Technology and Rehabilitation
The origin of this project was the realization that low-cost gaming peripherals, like the Wii-fit board or the Microsoft Kinect, might serve as useful ways to measure human performance while also providing another form of human-technology interaction. One practical application of this possibility that immediately became apparent was the need physical therapists (PTs) have to objectively measure balance of patients who are undergoing rehabilitation for strokes and other forms of neurotrauma. Commercially available balance measurement tools are very expensive, which makes them prohibitive for most PT clinics. As a result, PTs rely on observation alone to gauge patient balance and/or weight distribution or use crude tools like bathroom scales, neither of which are optimal approaches. Motivated by this opportunity to create an effective but inexpensive way to measure balance, we assembled an interdisciplinary research team including colleagues from the College of Engineering with whom I had worked previously. Together, we reached out to the stroke rehab unit at Memorial Hospital who were very interested in working with us. Combining input from the PTs with our own thoughts, we developed a software system, called WeHab, to measure the weight distribution of a patient standing on the Wii-fit board, and then feedback the results of those measures to the patient and therapist. Also, WeHab could lead the patient through a series of standard rehab exercises, like weight shifting and sit to stand tasks. The outcomes of this ongoing project have been very encouraging so far. Over 100 neurotrauma patients been given WeHab therapy at Memorial, and more were also run at St Joseph Hospital. Both patients and therapists found the system to be quite useful in the clinic. Subsequently, we have conducted several studies in our lab to test the optimal forms of feedback to promote the most efficient balance performance. Much of this work has been funded by two grants: a 2010 ND-CTSI Pilot grant award, and a 2011 NSF Smart Health research grant award.
Scholarly products from this project thus far include:

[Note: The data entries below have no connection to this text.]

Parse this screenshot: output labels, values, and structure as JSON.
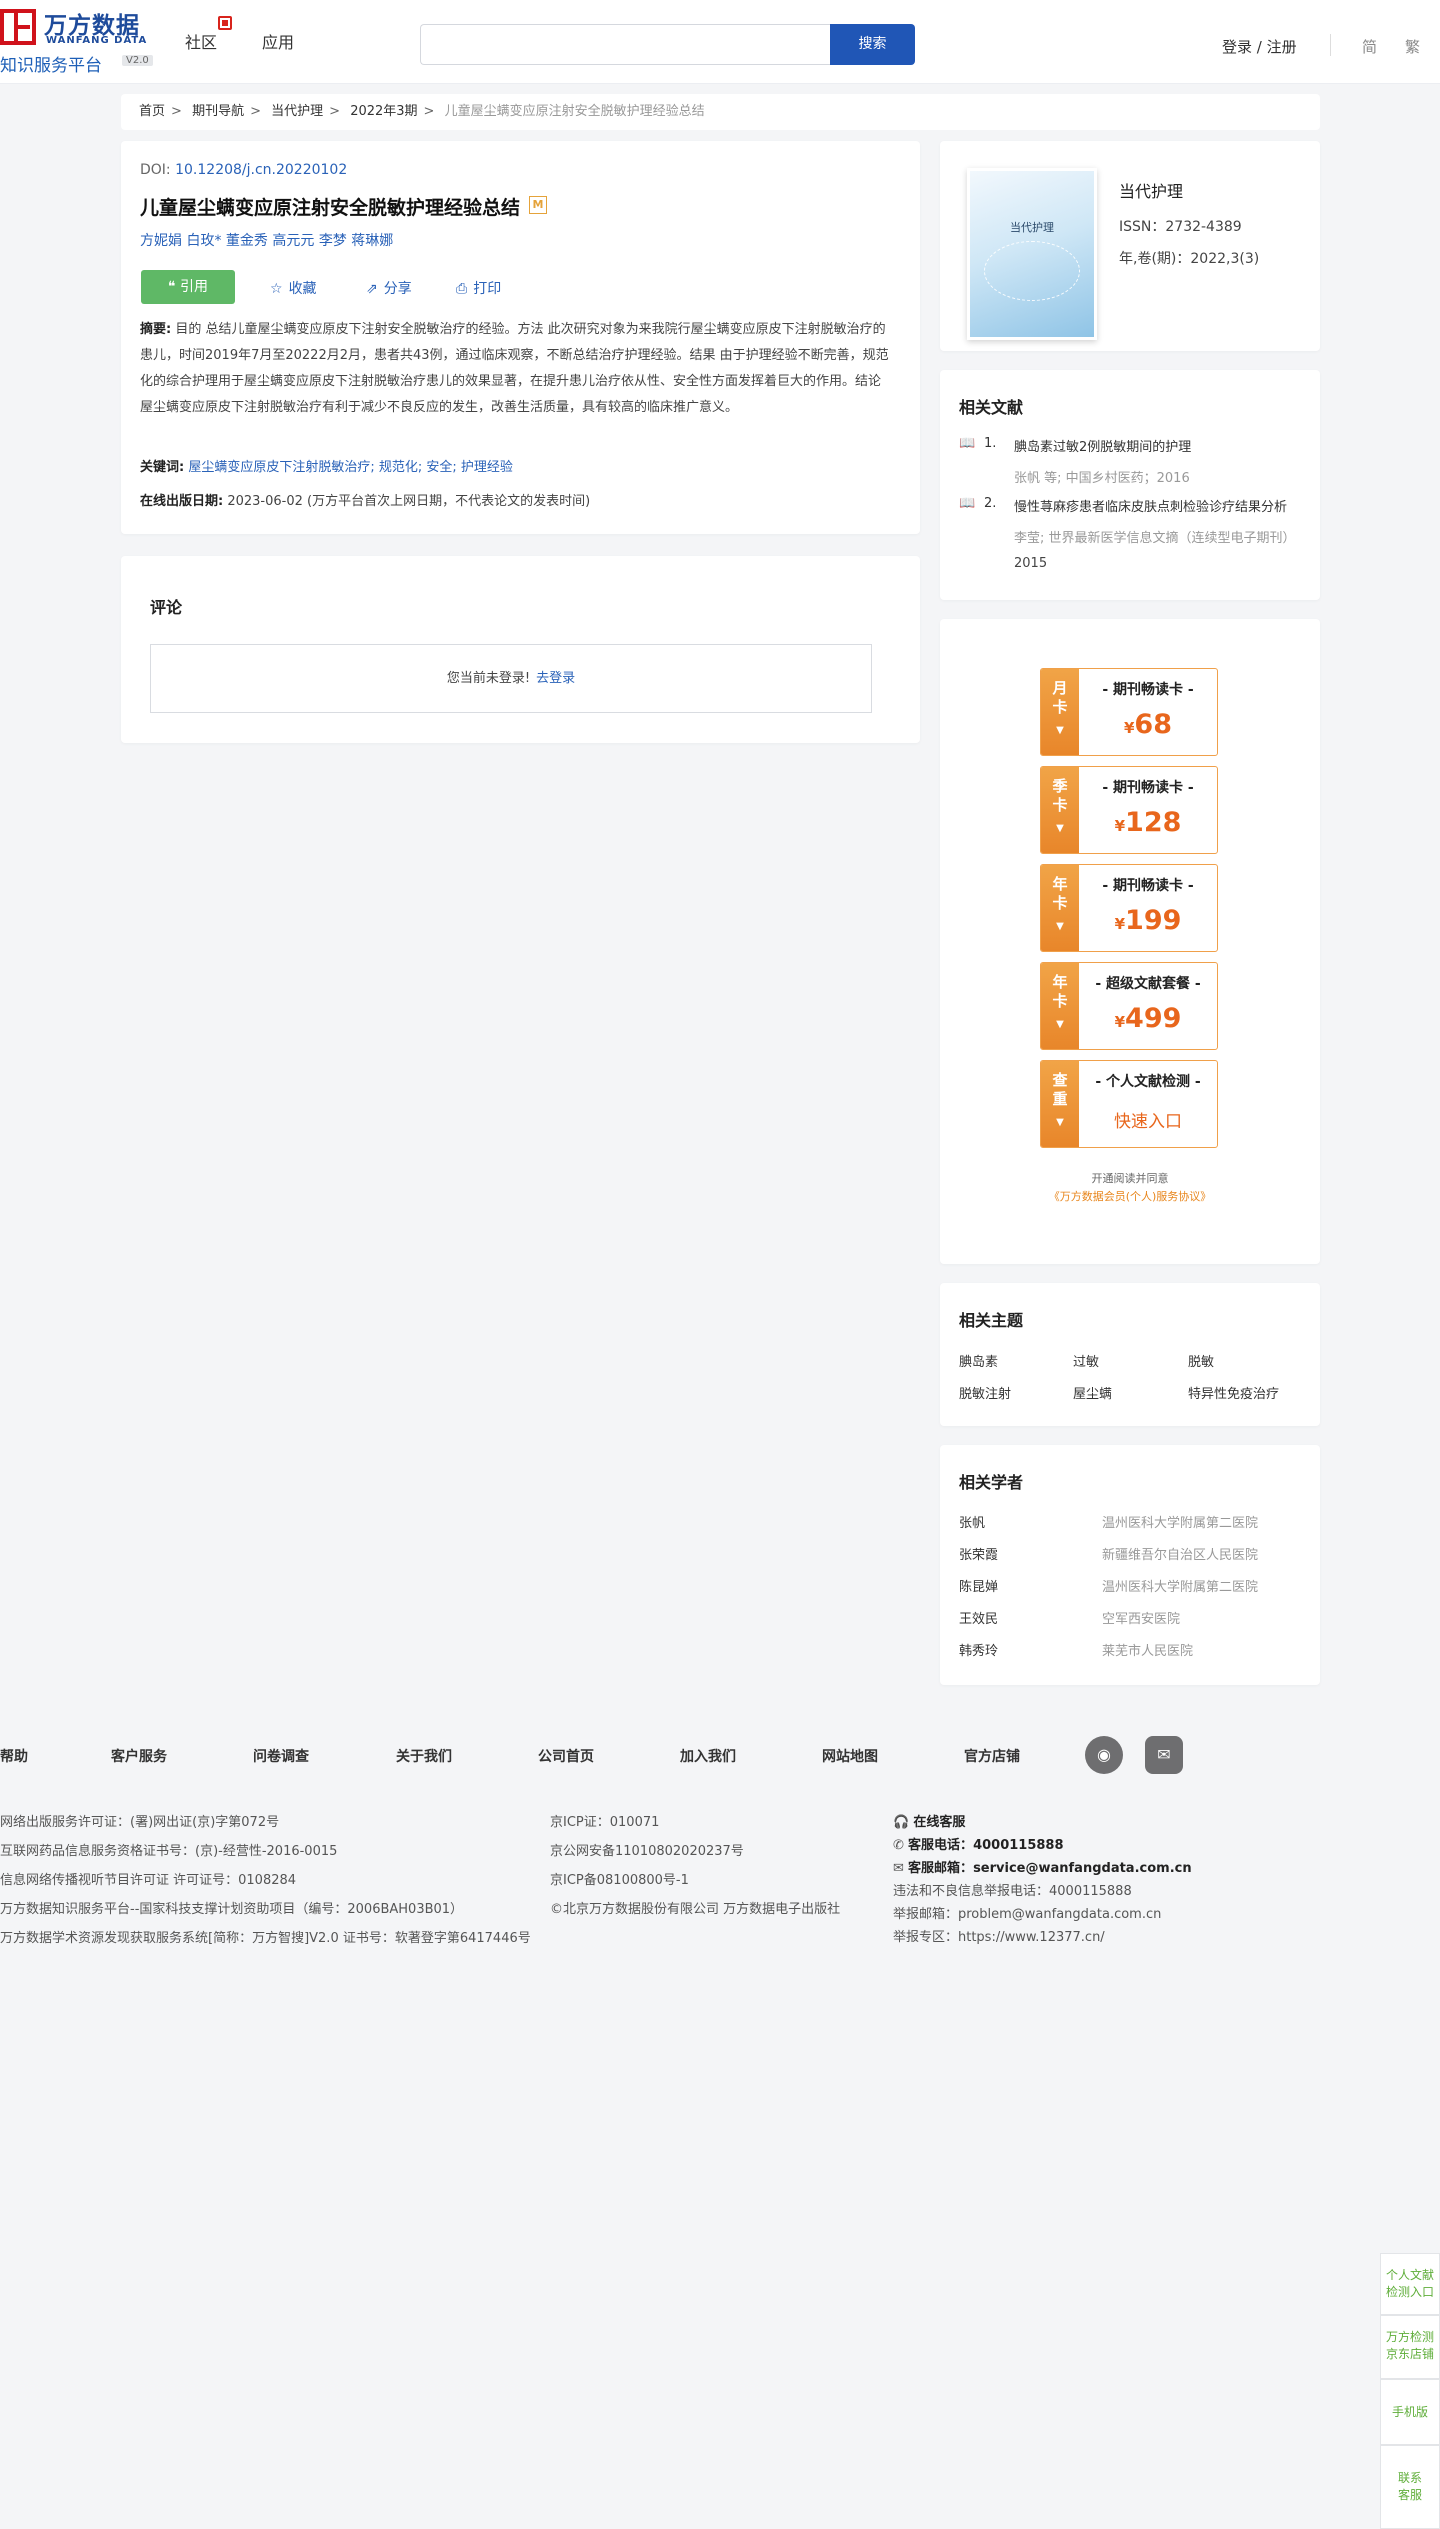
{
  "header": {
    "logo_cn": "万方数据",
    "logo_en": "WANFANG DATA",
    "logo_sub": "知识服务平台",
    "logo_version": "V2.0",
    "nav": [
      "社区",
      "应用"
    ],
    "search_placeholder": "",
    "search_button": "搜索",
    "login": "登录 / 注册",
    "lang_simplified": "简",
    "lang_traditional": "繁"
  },
  "breadcrumb": {
    "items": [
      "首页",
      "期刊导航",
      "当代护理",
      "2022年3期"
    ],
    "current": "儿童屋尘螨变应原注射安全脱敏护理经验总结"
  },
  "article": {
    "doi_label": "DOI: ",
    "doi": "10.12208/j.cn.20220102",
    "title": "儿童屋尘螨变应原注射安全脱敏护理经验总结",
    "badge": "M",
    "authors": [
      "方妮娟",
      "白玫*",
      "董金秀",
      "高元元",
      "李梦",
      "蒋琳娜"
    ],
    "cite_label": "引用",
    "actions": {
      "favorite": "收藏",
      "share": "分享",
      "print": "打印"
    },
    "abstract_label": "摘要:",
    "abstract": " 目的 总结儿童屋尘螨变应原皮下注射安全脱敏治疗的经验。方法 此次研究对象为来我院行屋尘螨变应原皮下注射脱敏治疗的患儿，时间2019年7月至20222月2月，患者共43例，通过临床观察，不断总结治疗护理经验。结果 由于护理经验不断完善，规范化的综合护理用于屋尘螨变应原皮下注射脱敏治疗患儿的效果显著，在提升患儿治疗依从性、安全性方面发挥着巨大的作用。结论 屋尘螨变应原皮下注射脱敏治疗有利于减少不良反应的发生，改善生活质量，具有较高的临床推广意义。",
    "keywords_label": "关键词:",
    "keywords": "屋尘螨变应原皮下注射脱敏治疗; 规范化; 安全; 护理经验",
    "pubdate_label": "在线出版日期:",
    "pubdate": "2023-06-02  (万方平台首次上网日期，不代表论文的发表时间)"
  },
  "comments": {
    "title": "评论",
    "not_logged": "您当前未登录!",
    "login_link": "去登录"
  },
  "journal": {
    "cover_title": "当代护理",
    "name": "当代护理",
    "issn": "ISSN：2732-4389",
    "volume": "年,卷(期)：2022,3(3)"
  },
  "related_docs": {
    "title": "相关文献",
    "items": [
      {
        "num": "1.",
        "title": "腆岛素过敏2例脱敏期间的护理",
        "meta": "张帆  等;  中国乡村医药；2016",
        "year": ""
      },
      {
        "num": "2.",
        "title": "慢性荨麻疹患者临床皮肤点刺检验诊疗结果分析",
        "meta": "李莹; 世界最新医学信息文摘（连续型电子期刊）",
        "year": "2015"
      }
    ]
  },
  "promos": [
    {
      "tag": [
        "月",
        "卡"
      ],
      "head": "- 期刊畅读卡 -",
      "currency": "¥",
      "price": "68"
    },
    {
      "tag": [
        "季",
        "卡"
      ],
      "head": "- 期刊畅读卡 -",
      "currency": "¥",
      "price": "128"
    },
    {
      "tag": [
        "年",
        "卡"
      ],
      "head": "- 期刊畅读卡 -",
      "currency": "¥",
      "price": "199"
    },
    {
      "tag": [
        "年",
        "卡"
      ],
      "head": "- 超级文献套餐 -",
      "currency": "¥",
      "price": "499"
    },
    {
      "tag": [
        "查",
        "重"
      ],
      "head": "- 个人文献检测 -",
      "cta": "快速入口"
    }
  ],
  "agreement": {
    "line1": "开通阅读并同意",
    "line2": "《万方数据会员(个人)服务协议》"
  },
  "topics": {
    "title": "相关主题",
    "items": [
      "腆岛素",
      "过敏",
      "脱敏",
      "脱敏注射",
      "屋尘螨",
      "特异性免疫治疗"
    ]
  },
  "scholars": {
    "title": "相关学者",
    "items": [
      {
        "name": "张帆",
        "org": "温州医科大学附属第二医院"
      },
      {
        "name": "张荣霞",
        "org": "新疆维吾尔自治区人民医院"
      },
      {
        "name": "陈昆婵",
        "org": "温州医科大学附属第二医院"
      },
      {
        "name": "王效民",
        "org": "空军西安医院"
      },
      {
        "name": "韩秀玲",
        "org": "莱芜市人民医院"
      }
    ]
  },
  "footer": {
    "links": [
      "帮助",
      "客户服务",
      "问卷调查",
      "关于我们",
      "公司首页",
      "加入我们",
      "网站地图",
      "官方店铺"
    ],
    "col1": [
      "网络出版服务许可证：(署)网出证(京)字第072号",
      "互联网药品信息服务资格证书号：(京)-经营性-2016-0015",
      "信息网络传播视听节目许可证 许可证号：0108284",
      "万方数据知识服务平台--国家科技支撑计划资助项目（编号：2006BAH03B01）",
      "万方数据学术资源发现获取服务系统[简称：万方智搜]V2.0 证书号：软著登字第6417446号"
    ],
    "col2": [
      "京ICP证：010071",
      "京公网安备11010802020237号",
      "京ICP备08100800号-1",
      "©北京万方数据股份有限公司 万方数据电子出版社"
    ],
    "col3": {
      "online": "在线客服",
      "phone_label": "客服电话：",
      "phone": "4000115888",
      "email_label": "客服邮箱：",
      "email": "service@wanfangdata.com.cn",
      "report_phone": "违法和不良信息举报电话：4000115888",
      "report_email": "举报邮箱：problem@wanfangdata.com.cn",
      "report_zone": "举报专区：https://www.12377.cn/"
    }
  },
  "float": [
    [
      "个人文献",
      "检测入口"
    ],
    [
      "万方检测",
      "京东店铺"
    ],
    [
      "手机版"
    ],
    [
      "联系",
      "客服"
    ]
  ]
}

Kennedy, M. W., Schmiedeler, J. P., Striegel, A. D., Crowell, C. R., Villano, M., & Kuitse, J. (2011). Enhanced Feedback in Balance Rehabilitation using the Nintendo Wii Balance Board. Proceedings of the IEEE Healthcom 2011 - Technology Enabled Personalized Medicine, Columbia, Missouri: IEEE-Healthcom. 2011 CONFERENCE BEST FULL PAPER AWARD WINNER
Kennedy, M. W., Crowell, C. R., Striegel, A. D., Villano, M., & Schmiedeler, J. P. (2013). Relative efficacy of various strategies for visual feedback in standing balance activities. Experimental Brain Research, 230(1), 117-125.
Kennedy, M. W., Crowell, C. R., Villano, M., & Schmiedeler, J. P. (2016). Effects of Filtering the Center of Pressure Feedback Provided in Visually Guided Mediolateral Weight Shifting. Plos One. http://dx.doi.org/10.1371/journal.pone.0151393.
Crowell, C. R., Kajzer, M., Villano, M., Striegel, A., O’Brien, K., and Schmeideler, J. P. (submitted). Toward the Optimization of Visual CoP Feedback in Balance Training
and Rehabilitation. Plos One.